Gooseberry Sawfly - The Gooseberry Sawfly is a pest that attacks gooseberries and red and white currants and can strip them of all leaves. All three species of Gooseberry Sawfly Caterpillars are up to 20mm long, pale green and with two of the species being heavily marked with black spots. Damage starts mid to late spring, but there can be several generations in a season.
Thrips - Thrips feed by sucking sap and cause a discoloration on the upper leaf surface. Some species can spread plant virus diseases. Adult thrips are 1-2mm long and are yellow and brown, black or black and white. They lay their eggs on leaves, buds and petals and the eggs hatch out into larvae which pupate. Generation time can be only two weeks, so it is important to break the live cycle to control this pest.
Codling Moth - The Codling Moth Caterpillar is small and white with a brown head. It burrows into the fruit of apples and pears in mid to late summer. By the time the fruit is ripe they have finished feeding and drop on to the bark of the tree and the soil immediately underneath to overwinter ready for the moths to emerge in the late spring.
What damage do these pests do and how do I recognise it?:
Carrot Root Fly - Vulnerable young seedlings die first, but often you don't know your vegetables have been attacked till you lift them. The result of a carrot fly attack is tunnels all through the vegetables which are visible near the surface as orange/brown lines. Areas damaged also tend to be susceptible to mould, and then rot and cannot be stored. Quite often there is little left of the crop to eat.
Cabbage Root Fly - Older plants may well survive a maggot attack but grow slowly and wilt on sunny days, cabbages often fail to heart and cauliflowers form a tiny head. Brassicas are particularly vulnerable as seedlings (or when transplanted) as they can be easily be killed by the maggots. The maggots eat the fine roots and just leave a rotting stump, or when roots are swollen as in radish, swede and turnip, they will bore into the roots leaving an inedible mess.
Cutworms - Cutworms cause severe damage by chewing the base of stems, roots, leaves and tubers. Roots may be severed just below the soil or the outer bark eaten away leaving the plant to wilt and die. Cutworms can work their way along a row, leaving the dying seedlings behind them. You will also find root vegetables such as potatoes and carrots with cavities eaten in them.

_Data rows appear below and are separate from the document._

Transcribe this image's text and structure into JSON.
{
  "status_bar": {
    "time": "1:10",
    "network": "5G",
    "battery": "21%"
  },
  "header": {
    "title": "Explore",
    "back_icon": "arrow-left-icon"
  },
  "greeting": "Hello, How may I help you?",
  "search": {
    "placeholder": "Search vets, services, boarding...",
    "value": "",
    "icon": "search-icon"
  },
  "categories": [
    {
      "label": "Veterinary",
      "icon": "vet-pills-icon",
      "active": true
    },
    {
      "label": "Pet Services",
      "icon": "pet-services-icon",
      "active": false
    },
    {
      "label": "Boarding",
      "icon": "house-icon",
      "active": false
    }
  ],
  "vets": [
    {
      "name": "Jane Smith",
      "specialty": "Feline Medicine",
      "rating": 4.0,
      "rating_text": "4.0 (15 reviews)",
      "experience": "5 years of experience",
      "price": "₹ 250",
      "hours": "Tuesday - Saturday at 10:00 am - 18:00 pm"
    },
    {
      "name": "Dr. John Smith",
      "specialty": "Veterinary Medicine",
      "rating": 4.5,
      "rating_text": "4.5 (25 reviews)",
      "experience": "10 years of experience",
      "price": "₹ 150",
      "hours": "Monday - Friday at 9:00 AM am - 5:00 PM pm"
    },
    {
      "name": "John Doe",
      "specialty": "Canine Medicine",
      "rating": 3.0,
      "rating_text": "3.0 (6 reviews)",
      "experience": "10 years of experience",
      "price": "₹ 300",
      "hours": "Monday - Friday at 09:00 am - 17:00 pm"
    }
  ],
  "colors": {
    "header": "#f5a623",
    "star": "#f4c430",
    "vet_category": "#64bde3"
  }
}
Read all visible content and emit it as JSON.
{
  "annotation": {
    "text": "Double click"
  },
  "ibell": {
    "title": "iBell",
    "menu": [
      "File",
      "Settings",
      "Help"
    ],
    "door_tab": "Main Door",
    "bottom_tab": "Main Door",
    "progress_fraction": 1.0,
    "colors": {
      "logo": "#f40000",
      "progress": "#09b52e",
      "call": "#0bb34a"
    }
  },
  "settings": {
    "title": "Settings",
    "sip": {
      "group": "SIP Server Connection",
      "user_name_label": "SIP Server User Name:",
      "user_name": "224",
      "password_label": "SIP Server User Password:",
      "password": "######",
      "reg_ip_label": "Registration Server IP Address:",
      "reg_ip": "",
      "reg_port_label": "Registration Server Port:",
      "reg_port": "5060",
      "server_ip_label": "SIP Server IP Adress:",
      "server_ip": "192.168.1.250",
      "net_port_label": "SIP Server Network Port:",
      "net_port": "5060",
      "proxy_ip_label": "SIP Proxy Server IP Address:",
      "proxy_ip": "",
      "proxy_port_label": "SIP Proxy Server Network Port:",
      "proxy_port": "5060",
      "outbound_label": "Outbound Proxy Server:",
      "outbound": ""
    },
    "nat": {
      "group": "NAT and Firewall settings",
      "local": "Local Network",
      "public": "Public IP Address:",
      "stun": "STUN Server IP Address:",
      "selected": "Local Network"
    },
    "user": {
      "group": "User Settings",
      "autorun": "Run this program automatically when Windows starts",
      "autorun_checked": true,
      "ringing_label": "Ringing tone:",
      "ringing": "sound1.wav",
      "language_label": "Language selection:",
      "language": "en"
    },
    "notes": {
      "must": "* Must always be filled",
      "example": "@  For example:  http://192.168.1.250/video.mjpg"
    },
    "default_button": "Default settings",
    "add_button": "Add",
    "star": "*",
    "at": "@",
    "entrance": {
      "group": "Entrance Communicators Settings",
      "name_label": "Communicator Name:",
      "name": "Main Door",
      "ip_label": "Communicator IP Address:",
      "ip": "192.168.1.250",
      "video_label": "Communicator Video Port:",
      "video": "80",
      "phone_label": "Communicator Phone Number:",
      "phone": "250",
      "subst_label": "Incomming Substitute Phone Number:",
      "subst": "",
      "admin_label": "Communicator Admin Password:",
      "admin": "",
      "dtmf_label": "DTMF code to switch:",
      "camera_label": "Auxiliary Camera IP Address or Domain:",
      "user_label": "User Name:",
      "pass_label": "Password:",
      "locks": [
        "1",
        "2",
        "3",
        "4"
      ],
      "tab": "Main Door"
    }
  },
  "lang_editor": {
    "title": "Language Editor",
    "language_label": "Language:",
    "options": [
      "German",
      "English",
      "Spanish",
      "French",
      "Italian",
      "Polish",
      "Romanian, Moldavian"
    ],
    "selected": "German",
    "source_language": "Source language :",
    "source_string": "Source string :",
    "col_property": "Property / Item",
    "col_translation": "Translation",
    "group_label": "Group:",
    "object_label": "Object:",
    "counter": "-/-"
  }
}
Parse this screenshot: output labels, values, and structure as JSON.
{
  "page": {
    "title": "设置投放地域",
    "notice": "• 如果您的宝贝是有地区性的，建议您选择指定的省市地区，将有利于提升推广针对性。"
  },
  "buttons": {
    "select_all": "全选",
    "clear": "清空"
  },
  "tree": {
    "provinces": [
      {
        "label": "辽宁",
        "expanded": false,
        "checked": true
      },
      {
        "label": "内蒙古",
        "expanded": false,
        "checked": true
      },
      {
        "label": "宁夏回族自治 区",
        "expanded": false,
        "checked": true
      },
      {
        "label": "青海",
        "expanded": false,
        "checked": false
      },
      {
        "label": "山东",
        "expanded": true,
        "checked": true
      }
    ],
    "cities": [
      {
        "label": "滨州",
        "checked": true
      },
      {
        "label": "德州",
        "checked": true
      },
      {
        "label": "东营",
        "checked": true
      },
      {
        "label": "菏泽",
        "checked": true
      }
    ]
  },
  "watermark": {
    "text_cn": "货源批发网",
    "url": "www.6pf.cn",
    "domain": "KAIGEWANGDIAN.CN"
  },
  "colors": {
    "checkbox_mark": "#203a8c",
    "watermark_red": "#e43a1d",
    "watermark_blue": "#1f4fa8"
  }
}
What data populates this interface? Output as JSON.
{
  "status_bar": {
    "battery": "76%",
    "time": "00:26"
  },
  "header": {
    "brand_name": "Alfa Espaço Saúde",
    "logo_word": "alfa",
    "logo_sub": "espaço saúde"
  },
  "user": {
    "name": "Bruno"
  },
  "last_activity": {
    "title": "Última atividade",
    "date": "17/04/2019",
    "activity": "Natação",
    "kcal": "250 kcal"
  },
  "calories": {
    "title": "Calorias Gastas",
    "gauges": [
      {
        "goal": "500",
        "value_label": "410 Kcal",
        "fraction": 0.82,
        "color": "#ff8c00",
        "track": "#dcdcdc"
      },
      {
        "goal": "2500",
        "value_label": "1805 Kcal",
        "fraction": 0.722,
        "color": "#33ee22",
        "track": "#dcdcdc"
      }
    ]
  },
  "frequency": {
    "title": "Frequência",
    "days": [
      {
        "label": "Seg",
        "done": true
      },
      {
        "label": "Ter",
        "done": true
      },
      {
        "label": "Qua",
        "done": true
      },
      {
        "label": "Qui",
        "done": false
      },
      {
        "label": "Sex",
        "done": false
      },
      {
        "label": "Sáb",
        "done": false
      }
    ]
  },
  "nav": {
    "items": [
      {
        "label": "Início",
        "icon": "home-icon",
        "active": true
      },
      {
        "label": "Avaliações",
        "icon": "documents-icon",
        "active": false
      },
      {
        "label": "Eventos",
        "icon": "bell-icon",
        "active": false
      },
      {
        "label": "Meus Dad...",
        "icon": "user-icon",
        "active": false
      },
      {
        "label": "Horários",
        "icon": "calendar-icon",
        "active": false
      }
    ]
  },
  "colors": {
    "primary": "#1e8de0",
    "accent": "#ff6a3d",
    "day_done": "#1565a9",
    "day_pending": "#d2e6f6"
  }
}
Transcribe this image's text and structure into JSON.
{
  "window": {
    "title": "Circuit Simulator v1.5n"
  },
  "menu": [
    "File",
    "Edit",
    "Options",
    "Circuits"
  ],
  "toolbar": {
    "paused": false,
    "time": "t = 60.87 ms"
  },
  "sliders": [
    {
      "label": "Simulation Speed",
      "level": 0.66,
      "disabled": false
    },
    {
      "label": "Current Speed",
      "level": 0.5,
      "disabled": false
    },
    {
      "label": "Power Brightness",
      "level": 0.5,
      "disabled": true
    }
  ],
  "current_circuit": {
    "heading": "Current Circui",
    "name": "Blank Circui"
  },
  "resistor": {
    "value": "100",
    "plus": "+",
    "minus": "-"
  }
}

Onion Fly - In early summer the first generation attacks the roots of the young plants making them collapse and die. In late summer the second generation then feeds on the swelling onion bulbs causing them to rot and be unfit to eat. The severity of attacks varies from year to year but, in a bad year, it is almost impossible to grow these crops.
Sciarid - The adult flies can carry fungal spores and plant disease from plant to plant. The maggots mainly live of decaying matter such as dead roots, but can damage young seedlings by eating the fine roots and tunnelling into the soft stems. In your house or conservatory clouds of sciarid fly around your plants can be very unpleasant.
Caterpillars - Cabbage White Caterpillars can decimate a vegetable plot, especially brassicas or ornamental beds, especially nasturtiums. The Large Cabbage White feeds mainly on the outer leaves leaving holes and sometimes completely stripping leaves. The Small Cabbage White feeds mainly on the hearts of cabbages and other brassicas.
Gooseberry Sawfly - By the time that the fruit is ready for picking the Gooseberry Sawfly can completely strip the leaves of the fruit bushes leaving the severely weakened and producing a poor crop the following year.
Thrips - The adult thrips pierce plant cells and suck out the contents resulting in deformed plants and flowers or silvered patches and flecking on leaves. Some species, like Western Flower Thrips, also spread virus diseases on their mouth parts such as the Tomato Spotted Wilt Virus.
Codling Moth - The Codling Moth feeds on the core of the fruit of apples and pear and to a lesser extent walnut and quince. When they have eaten the fruit they exit leaving a small reddish brown hole in the skin with brown droppings know as frass. Upon cutting the fruit open you may find that there is very little left that can be eaten.